The aerial photography crews consisted of three people: the segment director/producer, a helicopter pilot who was sourced at each location and Michael Kelem.
Working on a documentary brought its own set of creative challenges and also great rewards. "For me, the shot reveals itself as I'm working. The idea comes to me in the moment, and I have to be able to communicate that to the pilot on the spur of the moment and hope that he is able to see what I'm seeing and act upon it because you may only have one chance at it."
Kelem adds, "We might use the topography to create a reveal or use something like a tree to give some foreground motion. With a really long zoom lens, you can have the background spin wildly as you circle around a central point of focus. In essence, you create the shot as you see the action unfolding in front of you given the circumstances which you've just discovered. It's a challenging way to work, but it teaches you to go with your instincts and to be open to all possibilities."
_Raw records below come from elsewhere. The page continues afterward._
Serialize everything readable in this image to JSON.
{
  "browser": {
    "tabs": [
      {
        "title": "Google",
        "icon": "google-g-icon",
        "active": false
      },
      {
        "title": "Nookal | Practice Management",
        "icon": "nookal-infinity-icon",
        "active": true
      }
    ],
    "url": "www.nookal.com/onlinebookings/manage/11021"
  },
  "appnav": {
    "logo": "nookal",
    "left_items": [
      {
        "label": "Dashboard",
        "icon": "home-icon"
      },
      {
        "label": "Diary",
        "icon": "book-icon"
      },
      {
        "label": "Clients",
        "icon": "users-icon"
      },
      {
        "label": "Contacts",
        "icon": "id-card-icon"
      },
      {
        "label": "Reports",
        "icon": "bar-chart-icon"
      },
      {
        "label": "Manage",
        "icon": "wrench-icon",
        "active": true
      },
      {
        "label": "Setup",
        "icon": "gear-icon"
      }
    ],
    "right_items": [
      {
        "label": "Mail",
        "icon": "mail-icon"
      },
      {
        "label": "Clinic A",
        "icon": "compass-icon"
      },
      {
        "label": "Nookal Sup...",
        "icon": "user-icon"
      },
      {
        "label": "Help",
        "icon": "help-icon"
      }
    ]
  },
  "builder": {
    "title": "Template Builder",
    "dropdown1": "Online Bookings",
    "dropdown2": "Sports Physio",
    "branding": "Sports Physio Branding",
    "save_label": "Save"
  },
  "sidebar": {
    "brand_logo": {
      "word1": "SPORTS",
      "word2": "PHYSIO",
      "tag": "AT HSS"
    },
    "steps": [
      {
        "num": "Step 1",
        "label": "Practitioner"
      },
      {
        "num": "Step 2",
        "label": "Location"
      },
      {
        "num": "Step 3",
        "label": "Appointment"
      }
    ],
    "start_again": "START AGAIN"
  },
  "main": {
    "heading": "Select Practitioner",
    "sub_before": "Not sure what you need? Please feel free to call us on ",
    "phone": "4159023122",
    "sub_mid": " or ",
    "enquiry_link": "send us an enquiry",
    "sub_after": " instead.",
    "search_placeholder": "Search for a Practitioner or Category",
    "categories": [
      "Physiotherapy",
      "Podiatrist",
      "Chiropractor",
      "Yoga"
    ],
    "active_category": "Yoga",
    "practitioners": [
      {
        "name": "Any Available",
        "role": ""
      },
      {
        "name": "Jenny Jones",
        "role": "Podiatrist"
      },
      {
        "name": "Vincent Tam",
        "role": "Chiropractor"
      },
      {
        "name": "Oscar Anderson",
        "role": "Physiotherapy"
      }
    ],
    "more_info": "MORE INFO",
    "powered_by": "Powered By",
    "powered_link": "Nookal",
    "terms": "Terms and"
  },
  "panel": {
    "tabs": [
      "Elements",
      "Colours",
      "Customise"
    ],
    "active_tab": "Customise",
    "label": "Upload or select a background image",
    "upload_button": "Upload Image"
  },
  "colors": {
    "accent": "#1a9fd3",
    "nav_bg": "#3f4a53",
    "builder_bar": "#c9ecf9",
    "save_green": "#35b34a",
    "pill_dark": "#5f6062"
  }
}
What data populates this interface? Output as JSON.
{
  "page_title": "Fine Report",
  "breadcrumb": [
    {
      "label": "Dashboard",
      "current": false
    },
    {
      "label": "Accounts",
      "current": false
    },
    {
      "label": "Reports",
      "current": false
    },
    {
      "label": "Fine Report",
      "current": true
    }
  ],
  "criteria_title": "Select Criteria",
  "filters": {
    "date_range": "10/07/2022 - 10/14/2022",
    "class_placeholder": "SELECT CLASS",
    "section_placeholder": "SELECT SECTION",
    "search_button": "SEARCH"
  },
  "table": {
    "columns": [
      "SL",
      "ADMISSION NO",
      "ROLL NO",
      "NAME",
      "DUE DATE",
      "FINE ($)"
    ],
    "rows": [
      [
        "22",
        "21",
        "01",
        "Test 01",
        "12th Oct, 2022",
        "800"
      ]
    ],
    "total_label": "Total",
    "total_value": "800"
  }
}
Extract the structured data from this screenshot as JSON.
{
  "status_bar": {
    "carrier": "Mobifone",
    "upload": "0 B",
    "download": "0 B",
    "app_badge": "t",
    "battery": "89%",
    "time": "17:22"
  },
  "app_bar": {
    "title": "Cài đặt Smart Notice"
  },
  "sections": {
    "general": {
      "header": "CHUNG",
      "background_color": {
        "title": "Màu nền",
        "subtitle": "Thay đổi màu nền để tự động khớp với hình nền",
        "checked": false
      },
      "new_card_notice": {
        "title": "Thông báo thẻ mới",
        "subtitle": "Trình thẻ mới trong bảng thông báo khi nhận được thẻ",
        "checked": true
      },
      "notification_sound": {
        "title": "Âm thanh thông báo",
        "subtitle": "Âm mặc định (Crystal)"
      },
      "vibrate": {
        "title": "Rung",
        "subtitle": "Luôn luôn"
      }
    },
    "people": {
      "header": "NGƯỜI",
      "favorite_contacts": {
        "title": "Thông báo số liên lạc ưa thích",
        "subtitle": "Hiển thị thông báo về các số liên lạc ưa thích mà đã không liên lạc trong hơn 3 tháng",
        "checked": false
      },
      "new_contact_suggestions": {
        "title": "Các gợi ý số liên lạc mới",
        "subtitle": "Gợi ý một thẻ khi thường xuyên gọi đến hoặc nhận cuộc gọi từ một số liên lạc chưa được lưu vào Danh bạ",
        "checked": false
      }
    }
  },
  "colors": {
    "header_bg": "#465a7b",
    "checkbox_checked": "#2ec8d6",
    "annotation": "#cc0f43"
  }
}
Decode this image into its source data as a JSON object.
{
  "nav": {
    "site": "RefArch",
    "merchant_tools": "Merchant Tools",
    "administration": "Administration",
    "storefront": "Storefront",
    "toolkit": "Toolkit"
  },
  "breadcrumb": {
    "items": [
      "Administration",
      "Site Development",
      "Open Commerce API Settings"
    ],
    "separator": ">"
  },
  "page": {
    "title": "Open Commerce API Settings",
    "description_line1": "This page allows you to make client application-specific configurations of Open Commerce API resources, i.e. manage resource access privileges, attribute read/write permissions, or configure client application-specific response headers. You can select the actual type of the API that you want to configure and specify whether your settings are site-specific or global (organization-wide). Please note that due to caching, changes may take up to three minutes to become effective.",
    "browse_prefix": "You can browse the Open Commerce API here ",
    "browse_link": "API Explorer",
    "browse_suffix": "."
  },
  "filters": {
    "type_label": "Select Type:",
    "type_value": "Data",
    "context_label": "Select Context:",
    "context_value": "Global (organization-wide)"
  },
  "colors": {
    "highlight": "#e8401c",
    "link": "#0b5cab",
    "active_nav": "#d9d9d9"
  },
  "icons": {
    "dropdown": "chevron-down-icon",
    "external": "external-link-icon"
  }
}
Postproduction on Planet Earth was completed by BBC Post Production in Bristol, England. The facility invested in technology to enable a tapeless HD post solution, which included substantial data storage to eliminate the use of videotapes, to edit and deliver the series. The ingest, storage, editing, effects, grading and archive systems put to use are based on a 9TB Sledgehammer HD!O NAS from Maximum Throughput and includes Autodesk Lustre and Smoke.
The 9TB Sledgehammer is capable of holding more than 11 hours of uncompressed HD material, which is then available to artists and engineers throughout the BBC facility.
Once passed through the company's Pandora color corrector for a primary grade, 10-bit uncompressed footage was transferred in real time to the Sledgehammer over Dual Link HD-SDI. The Sledgehammer stores the material according to a user-selected naming scheme as a sequence of DPX files. Any system on the LAN can see and access these frames the moment they are stored, even while the telecine transfer continues.
BBC Post Production also invested in the Colledia for Production logging system from BBC Technology (now owned by Siemens IT Solutions and Services), which proved invaluable for the producers of Planet Earth, enabling them to create storyboards and rough cuts for a pre-edit. The key issue for the ingest was to ensure that all the metadata was downloaded into the system to produce meaningful files for batch digitizing.
The series episodes, as presented by the Discovery Channel in the U.S., are slightly shorter than those that originally aired in the U.K. The original voiceover narration by Sir David Attenborough has been replaced in the U.S. release with a voiceover by Oscar-nominated actress Sigourney Weaver.